» **Work order**
Copy out each line below that has the word "room" in it.

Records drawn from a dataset
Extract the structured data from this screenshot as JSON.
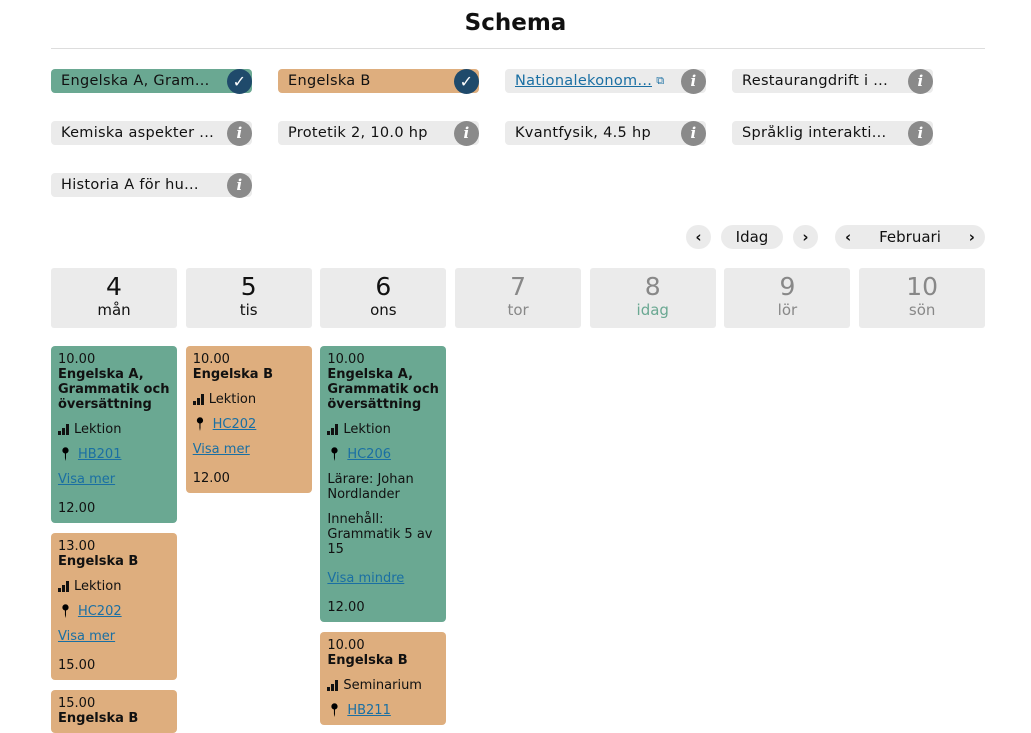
{
  "header": {
    "title": "Schema"
  },
  "courses": [
    {
      "label": "Engelska A, Gram...",
      "state": "selected",
      "color": "#6aa892",
      "icon": "check-icon"
    },
    {
      "label": "Engelska B",
      "state": "selected",
      "color": "#deae7e",
      "icon": "check-icon"
    },
    {
      "label": "Nationalekonom...",
      "state": "link",
      "icon": "info-icon",
      "external": true
    },
    {
      "label": "Restaurangdrift i ...",
      "icon": "info-icon"
    },
    {
      "label": "Kemiska aspekter ...",
      "icon": "info-icon"
    },
    {
      "label": "Protetik 2, 10.0 hp",
      "icon": "info-icon"
    },
    {
      "label": "Kvantfysik, 4.5 hp",
      "icon": "info-icon"
    },
    {
      "label": "Språklig interakti...",
      "icon": "info-icon"
    },
    {
      "label": "Historia A för hu...",
      "icon": "info-icon"
    }
  ],
  "nav": {
    "today": "Idag",
    "month": "Februari"
  },
  "days": [
    {
      "num": "4",
      "name": "mån",
      "state": "normal"
    },
    {
      "num": "5",
      "name": "tis",
      "state": "normal"
    },
    {
      "num": "6",
      "name": "ons",
      "state": "normal"
    },
    {
      "num": "7",
      "name": "tor",
      "state": "past"
    },
    {
      "num": "8",
      "name": "idag",
      "state": "today"
    },
    {
      "num": "9",
      "name": "lör",
      "state": "past"
    },
    {
      "num": "10",
      "name": "sön",
      "state": "past"
    }
  ],
  "colors": {
    "green": "#6aa892",
    "orange": "#deae7e",
    "link": "#1a6fa3",
    "check": "#1f4a6b"
  },
  "events": {
    "mon": [
      {
        "start": "10.00",
        "name": "Engelska A, Grammatik och översättning",
        "type": "Lektion",
        "room": "HB201",
        "toggle": "Visa mer",
        "end": "12.00",
        "color": "green"
      },
      {
        "start": "13.00",
        "name": "Engelska B",
        "type": "Lektion",
        "room": "HC202",
        "toggle": "Visa mer",
        "end": "15.00",
        "color": "orange"
      },
      {
        "start": "15.00",
        "name": "Engelska B",
        "color": "orange"
      }
    ],
    "tue": [
      {
        "start": "10.00",
        "name": "Engelska B",
        "type": "Lektion",
        "room": "HC202",
        "toggle": "Visa mer",
        "end": "12.00",
        "color": "orange"
      }
    ],
    "wed": [
      {
        "start": "10.00",
        "name": "Engelska A, Grammatik och översättning",
        "type": "Lektion",
        "room": "HC206",
        "teacher": "Lärare: Johan Nordlander",
        "content": "Innehåll: Grammatik 5 av 15",
        "toggle": "Visa mindre",
        "end": "12.00",
        "color": "green"
      },
      {
        "start": "10.00",
        "name": "Engelska B",
        "type": "Seminarium",
        "room": "HB211",
        "color": "orange"
      }
    ]
  }
}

» **Final answer**
        "room": "HB201",
        "room": "HC202",
        "room": "HC202",
        "room": "HC206",
        "room": "HB211",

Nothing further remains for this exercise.